by: Katie Writer – KTNA
A mass start of 35 teams puts a considerable weight on the organizers of the Annual Willow 300 Dog Sled Race. For those who know a bit about dog mushing, the potential for dog tangles when teams are placed 8 feet apart across a 200 foot starting line not only looks like a crazy idea, the sound is deafening.
KTNA’s Katie Writer spoke with organizers, racers, and volunteers at the start located on Willow Lake.
The 10 am mushers’ meeting held at the Willow Community Center gave Race Marshall, Vern Halter and Race Organizer Chris Stitt an opportunity to discuss the course and cover important
topics. Amongst a field of top mushers were seventeen rookies who had a different set of rules about what enables the Willow 300 to be their Iditarod Qualifier.
Vern explains what is different about this race.
“They get no help, they’ll have food drops and straw at checkpoints, then no help for them
period, because that is what the Iditarod race standard is for qualifying. Then we have another group of 25 mushers that get unlimited help at checkpoints which is something a little different in racing, but that is how this race is set up.”
Race Checker Julie Johnson speaks of important points covered in the musher’s meeting.
“There is always a couple of concerns. We’ve got a few spots where we’re going to have two way traffic. The mushers were made aware of that. We as checkers are going to be on top of it as much as possible.”
From Willow, there is a 65 mile leg that leads into the Deshka Landing checkpoint. The next 49 mile leg heads to the Amber Checkpoint. Vern shares some historical details about the course.
“We’ve got a beautiful trail heading up North past Talkeetna, but we are never going to cross the river. We’re going to be on the Trapper Creek side, go to the Trapper Creek Trading Post.
They’re actually going to be on the Susan Butcher Boulevard, which is a very historic trail that she trained on many years ago..so it’s going to be quite a route.”
Seasoned Iditarod Veteran, Scott Janssen had an efficiently packed dogsled that looked kind of minimalist.
“Even for this race I’ve got the same things that I’d have on Iditarod.
So compared to when I first started mushing years ago, my sled looks so empty at the race start, so it kind of makes me second guess myself. It’s going to be a fun race.”
Nicolas Petit who is undefeated this year, is looking forward to running new trails in the Willow area, which is where he trains. He compares how the Willow start is different than an Iditarod one.
“No, because at the start of an Iditarod, you are relaxed, you are done making drop bags and prepping for a dog race. And this one is just another one right before I have to get all of my drop bags.
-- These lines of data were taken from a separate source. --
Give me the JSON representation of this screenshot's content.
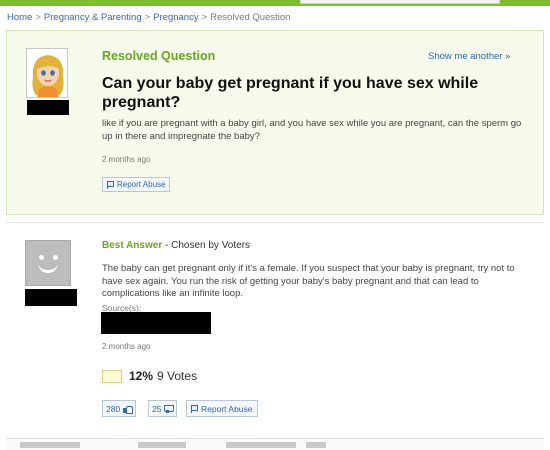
{
  "breadcrumb": [
    {
      "label": "Home"
    },
    {
      "label": "Pregnancy & Parenting"
    },
    {
      "label": "Pregnancy"
    },
    {
      "label": "Resolved Question"
    }
  ],
  "breadcrumb_separator": ">",
  "question": {
    "section_title": "Resolved Question",
    "show_another": "Show me another »",
    "title": "Can your baby get pregnant if you have sex while pregnant?",
    "details": "like if you are pregnant with a baby girl, and you have sex while you are pregnant, can the sperm go up in there and impregnate the baby?",
    "timestamp": "2 months ago",
    "report_label": "Report Abuse"
  },
  "best_answer": {
    "title": "Best Answer",
    "chosen_by": " - Chosen by Voters",
    "body": "The baby can get pregnant only if it's a female. If you suspect that your baby is pregnant, try not to have sex again. You run the risk of getting your baby's baby pregnant and that can lead to complications like an infinite loop.",
    "sources_label": "Source(s):",
    "timestamp": "2 months ago",
    "rating_percent": "12%",
    "rating_votes": "9 Votes",
    "thumbs_up": "280",
    "thumbs_down": "25",
    "report_label": "Report Abuse"
  },
  "colors": {
    "brand_green": "#6aa521",
    "link_blue": "#3366aa",
    "panel_bg": "#f6fbec"
  },
  "icons": [
    "flag-icon",
    "thumbs-up-icon",
    "thumbs-down-icon",
    "default-avatar-icon"
  ]
}
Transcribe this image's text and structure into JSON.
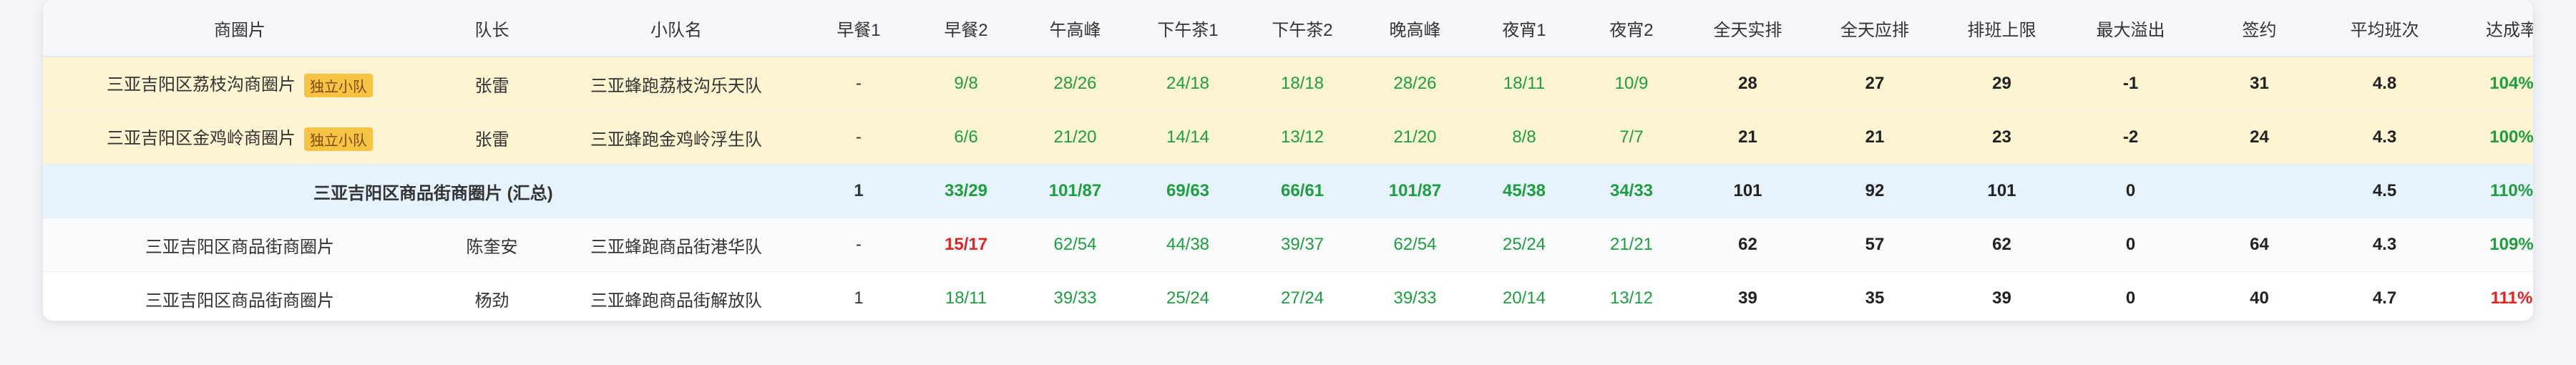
{
  "columns": [
    "商圈片",
    "队长",
    "小队名",
    "早餐1",
    "早餐2",
    "午高峰",
    "下午茶1",
    "下午茶2",
    "晚高峰",
    "夜宵1",
    "夜宵2",
    "全天实排",
    "全天应排",
    "排班上限",
    "最大溢出",
    "签约",
    "平均班次",
    "达成率"
  ],
  "badge_label": "独立小队",
  "rows": [
    {
      "type": "indep",
      "area": "三亚吉阳区荔枝沟商圈片",
      "badge": true,
      "captain": "张雷",
      "team": "三亚蜂跑荔枝沟乐天队",
      "b1": "-",
      "b2": "9/8",
      "lunch": "28/26",
      "tea1": "24/18",
      "tea2": "18/18",
      "dinner": "28/26",
      "night1": "18/11",
      "night2": "10/9",
      "actual": "28",
      "required": "27",
      "limit": "29",
      "overflow": "-1",
      "signed": "31",
      "avg": "4.8",
      "rate": "104%"
    },
    {
      "type": "indep",
      "area": "三亚吉阳区金鸡岭商圈片",
      "badge": true,
      "captain": "张雷",
      "team": "三亚蜂跑金鸡岭浮生队",
      "b1": "-",
      "b2": "6/6",
      "lunch": "21/20",
      "tea1": "14/14",
      "tea2": "13/12",
      "dinner": "21/20",
      "night1": "8/8",
      "night2": "7/7",
      "actual": "21",
      "required": "21",
      "limit": "23",
      "overflow": "-2",
      "signed": "24",
      "avg": "4.3",
      "rate": "100%"
    },
    {
      "type": "sum",
      "area": "三亚吉阳区商品街商圈片 (汇总)",
      "badge": false,
      "captain": "",
      "team": "",
      "b1": "1",
      "b2": "33/29",
      "lunch": "101/87",
      "tea1": "69/63",
      "tea2": "66/61",
      "dinner": "101/87",
      "night1": "45/38",
      "night2": "34/33",
      "actual": "101",
      "required": "92",
      "limit": "101",
      "overflow": "0",
      "signed": "",
      "avg": "4.5",
      "rate": "110%"
    },
    {
      "type": "alt",
      "area": "三亚吉阳区商品街商圈片",
      "badge": false,
      "captain": "陈奎安",
      "team": "三亚蜂跑商品街港华队",
      "b1": "-",
      "b2": "15/17",
      "lunch": "62/54",
      "tea1": "44/38",
      "tea2": "39/37",
      "dinner": "62/54",
      "night1": "25/24",
      "night2": "21/21",
      "actual": "62",
      "required": "57",
      "limit": "62",
      "overflow": "0",
      "signed": "64",
      "avg": "4.3",
      "rate": "109%"
    },
    {
      "type": "plain",
      "area": "三亚吉阳区商品街商圈片",
      "badge": false,
      "captain": "杨劲",
      "team": "三亚蜂跑商品街解放队",
      "b1": "1",
      "b2": "18/11",
      "lunch": "39/33",
      "tea1": "25/24",
      "tea2": "27/24",
      "dinner": "39/33",
      "night1": "20/14",
      "night2": "13/12",
      "actual": "39",
      "required": "35",
      "limit": "39",
      "overflow": "0",
      "signed": "40",
      "avg": "4.7",
      "rate": "111%"
    }
  ],
  "colors": {
    "good": "#1e9e3e",
    "bad": "#e02424",
    "indep_bg": "#fdf4d1",
    "sum_bg": "#e6f3fc",
    "badge_bg": "#f6c343"
  }
}
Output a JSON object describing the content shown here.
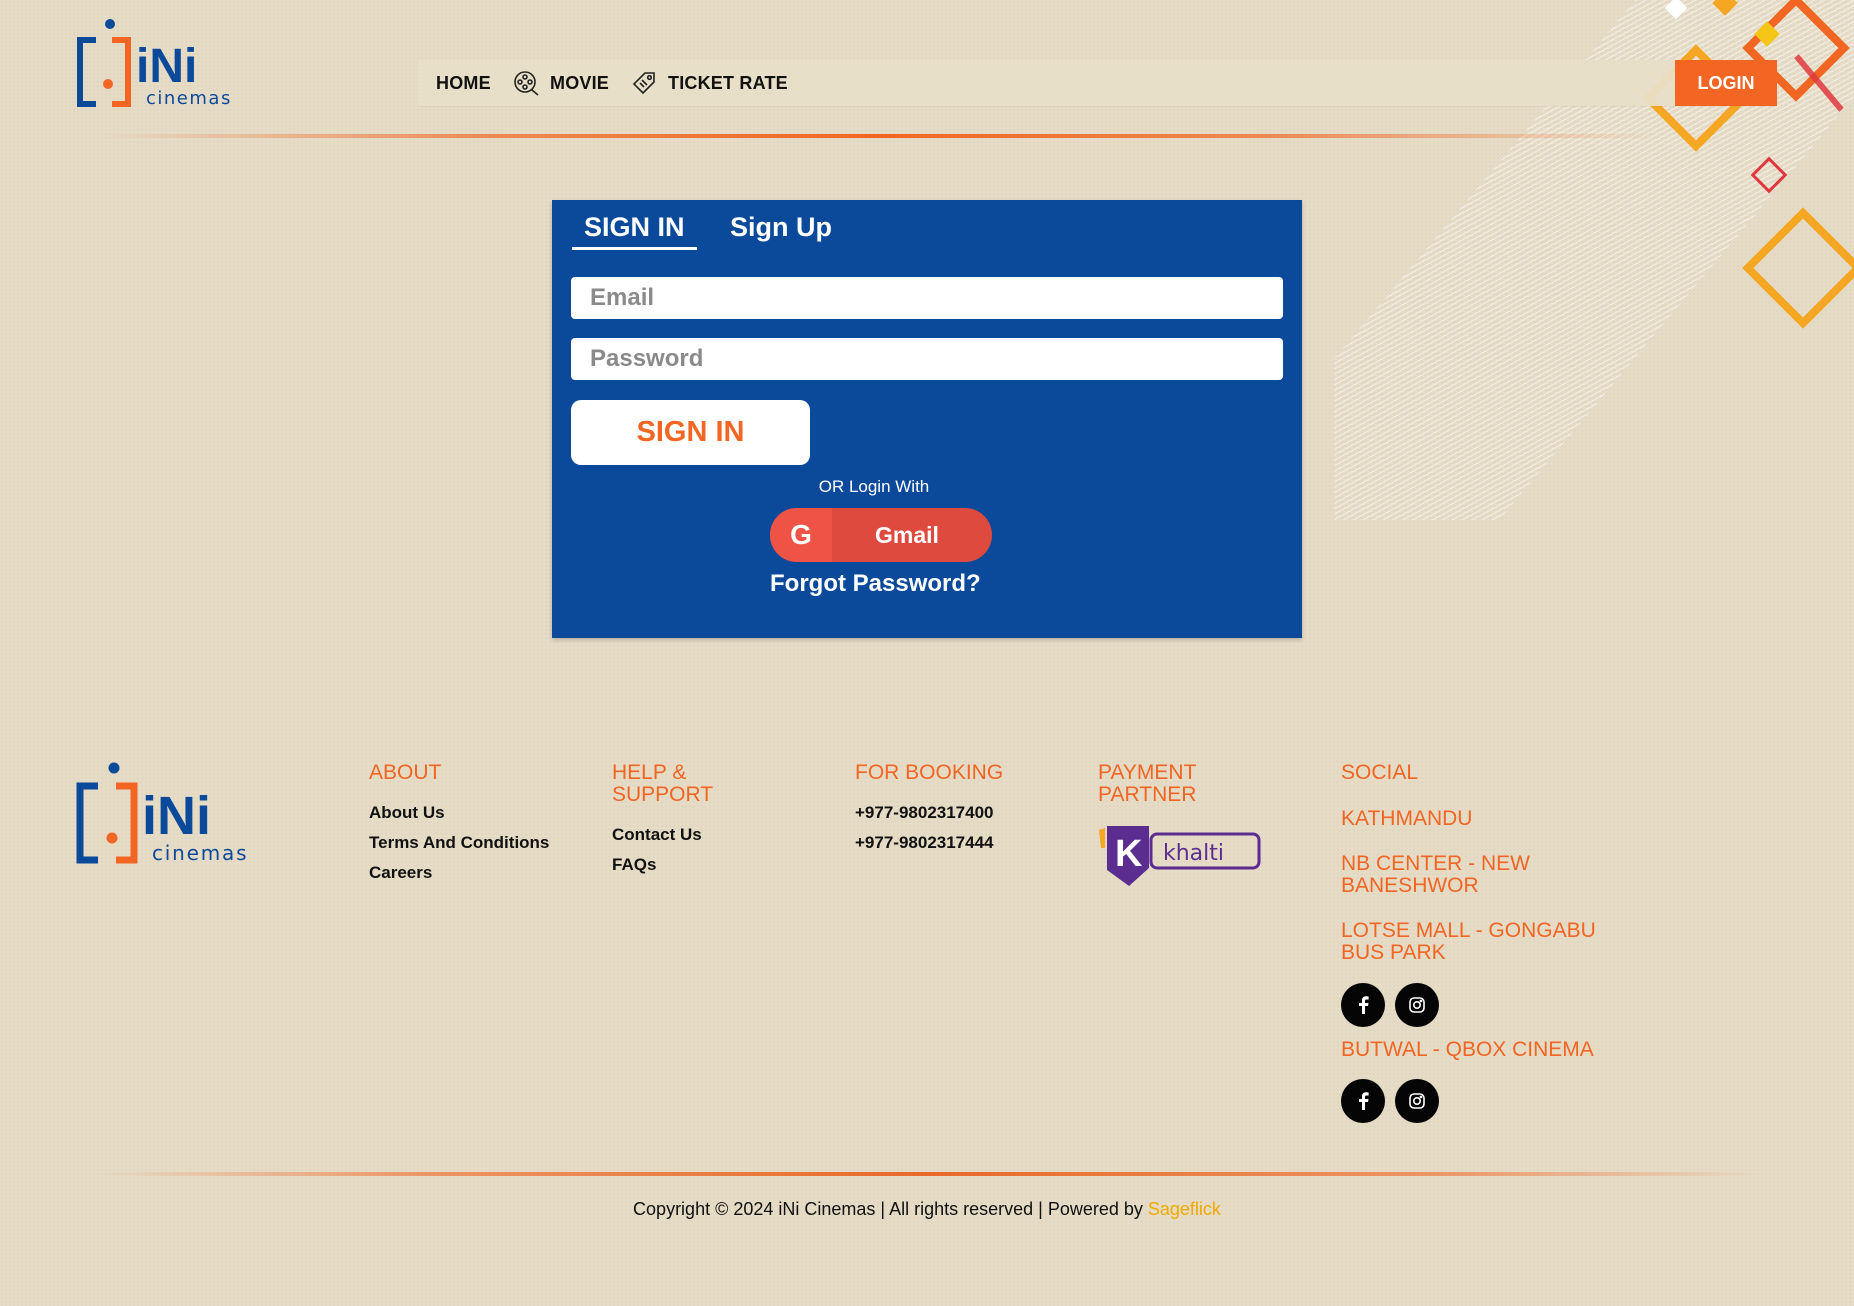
{
  "brand": {
    "logo_main": "iNi",
    "logo_sub": "cinemas"
  },
  "nav": {
    "items": [
      {
        "label": "HOME",
        "icon": ""
      },
      {
        "label": "MOVIE",
        "icon": "film-reel-icon"
      },
      {
        "label": "TICKET RATE",
        "icon": "ticket-tag-icon"
      }
    ],
    "login_label": "LOGIN"
  },
  "auth": {
    "tabs": {
      "signin": "SIGN IN",
      "signup": "Sign Up"
    },
    "email_placeholder": "Email",
    "password_placeholder": "Password",
    "signin_button": "SIGN IN",
    "or_text": "OR Login With",
    "gmail_icon_letter": "G",
    "gmail_label": "Gmail",
    "forgot_label": "Forgot Password?"
  },
  "footer": {
    "about": {
      "heading": "ABOUT",
      "links": [
        "About Us",
        "Terms And Conditions",
        "Careers"
      ]
    },
    "help": {
      "heading": "HELP & SUPPORT",
      "links": [
        "Contact Us",
        "FAQs"
      ]
    },
    "booking": {
      "heading": "FOR BOOKING",
      "phones": [
        "+977-9802317400",
        "+977-9802317444"
      ]
    },
    "payment": {
      "heading": "PAYMENT PARTNER",
      "partner": "khalti",
      "partner_letter": "K"
    },
    "social": {
      "heading": "SOCIAL",
      "locations": [
        "KATHMANDU",
        "NB CENTER  - NEW BANESHWOR",
        "LOTSE MALL  - GONGABU BUS PARK",
        "BUTWAL - QBOX CINEMA"
      ]
    }
  },
  "copyright": {
    "text": "Copyright © 2024 iNi Cinemas | All rights reserved | Powered by ",
    "powered_by": "Sageflick"
  },
  "colors": {
    "accent": "#f26522",
    "card": "#0b4a9b",
    "gmail": "#df4a3f",
    "logo_blue": "#0b4a9b"
  }
}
I kind of want to get this one over with quick so I can get back to work!”
The amount of people power to put on even a mid distance race on new trails is considerable.
Vern Halter says,
“Chris Stitt who is the race manager…to put this race together, the Willow Dog Mushers
Association two years in a row, to put a 300 mile trail in, that’s a lot of work.”
When the last of the dogs are hooked up to their teams and the race marshal and race organizer are holding the red starting flag up, they get to witness peak volumes like no others.
At one o’clock, the red start flag drops. At least two-thirds of the field take off, passing closely on both sides of Vern and Chris.
Some speed ahead for the first position through the narrow exit of Willow Lake.
Chris Stitt is very pleased with the start.
“We are real happy that the teams all took off accordingly, a mass start can turn into a mass situation at any time, but you know these mushers are more than qualified to handle what comes their way. So we are pretty happy with it. Yes, right up to this point, my stress level was a little high, but now, I’m fine. I can handle what comes next.”
The barking volume decreases as the first wave runs across the lake. The race is on!